“Around this same time, I was also being treated for heavy periods and in 2011, it was suggested I had a thermal Endometrial Ablation using the balloon and boiling water method, which took place in November 2011.

“A day later, my nightmare began. I have never experienced tearing, sickening pain like it. Weeks went by, and then months, and despite procedure after procedure and subsequent time off from work, I was no better.

“I had a hysterectomy on January 24, 2013 and it was a total abdominal type, taking my cervix too. After a few weeks post op, it was clear I was in more pain than ever and I became desperate.

“I left employment in January 2014. I felt my life was over.

“I heard a feature on the TVT implants and the main speaker was Dr Sohier Elneil, a consultant urogynecologist. I contacted Dr Elneil and she agreed to see me. Very quickly, she diagnosed a very damaged sling and explained why.

“Because they are made of polypropylene plastic, they shrink with heat.

“And of course, I’d had the high-heat thermal ablation very close to it.

“On May 19, I was admitted for partial removal surgery. It was found that the mesh had indeed shrunk to a stiff cheese wire and sliced through muscle, nerves and tissues before embedding itself.

“I then embarked on a series of degrading tests to see what was working and what wasn’t, and then wait for my tissue to heal enough to have repair surgery. I am now recovering from that surgery but my agony remains the same. I am maimed, pained and am half the women I once was.”

Claire is now backing a national campaign called Sling the Mesh to have the procedure stopped in England and Wales, as it was in Scotland last year.

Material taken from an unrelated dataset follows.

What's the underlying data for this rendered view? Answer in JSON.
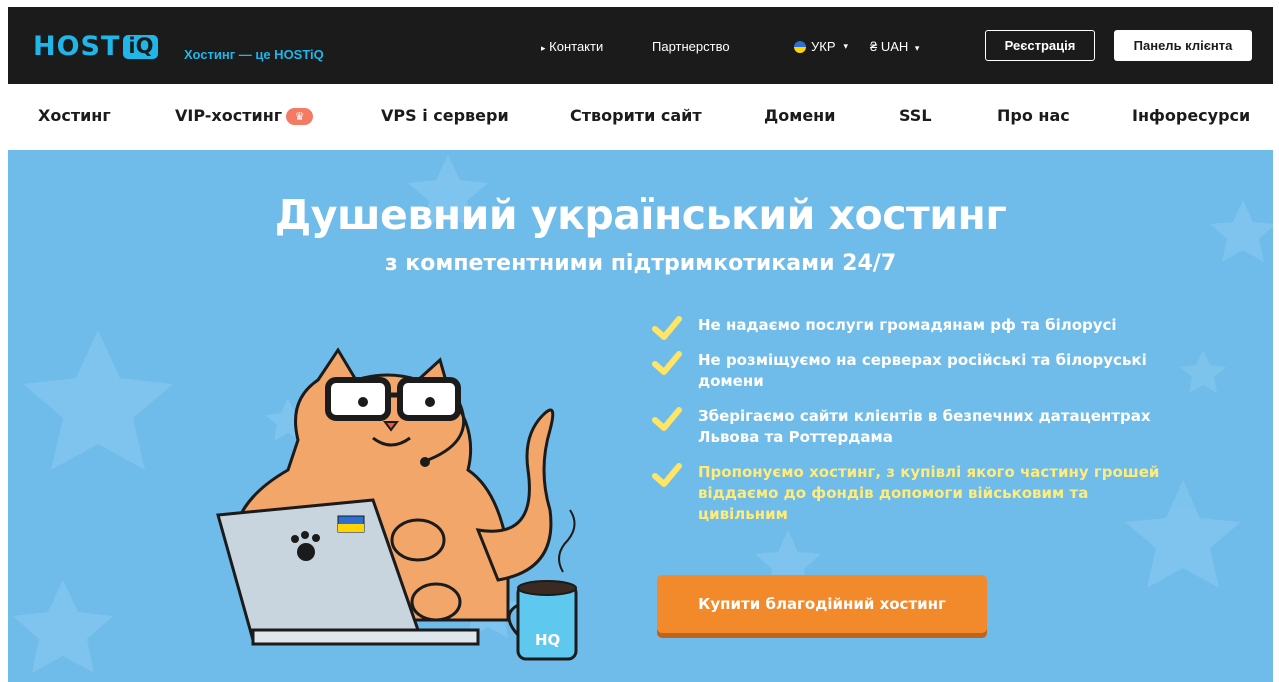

The campaign also wants the risks to be fully explained to patients and a national register to be launched to track all future problems.

Visit https://slingthemesh.wordpress.com for details.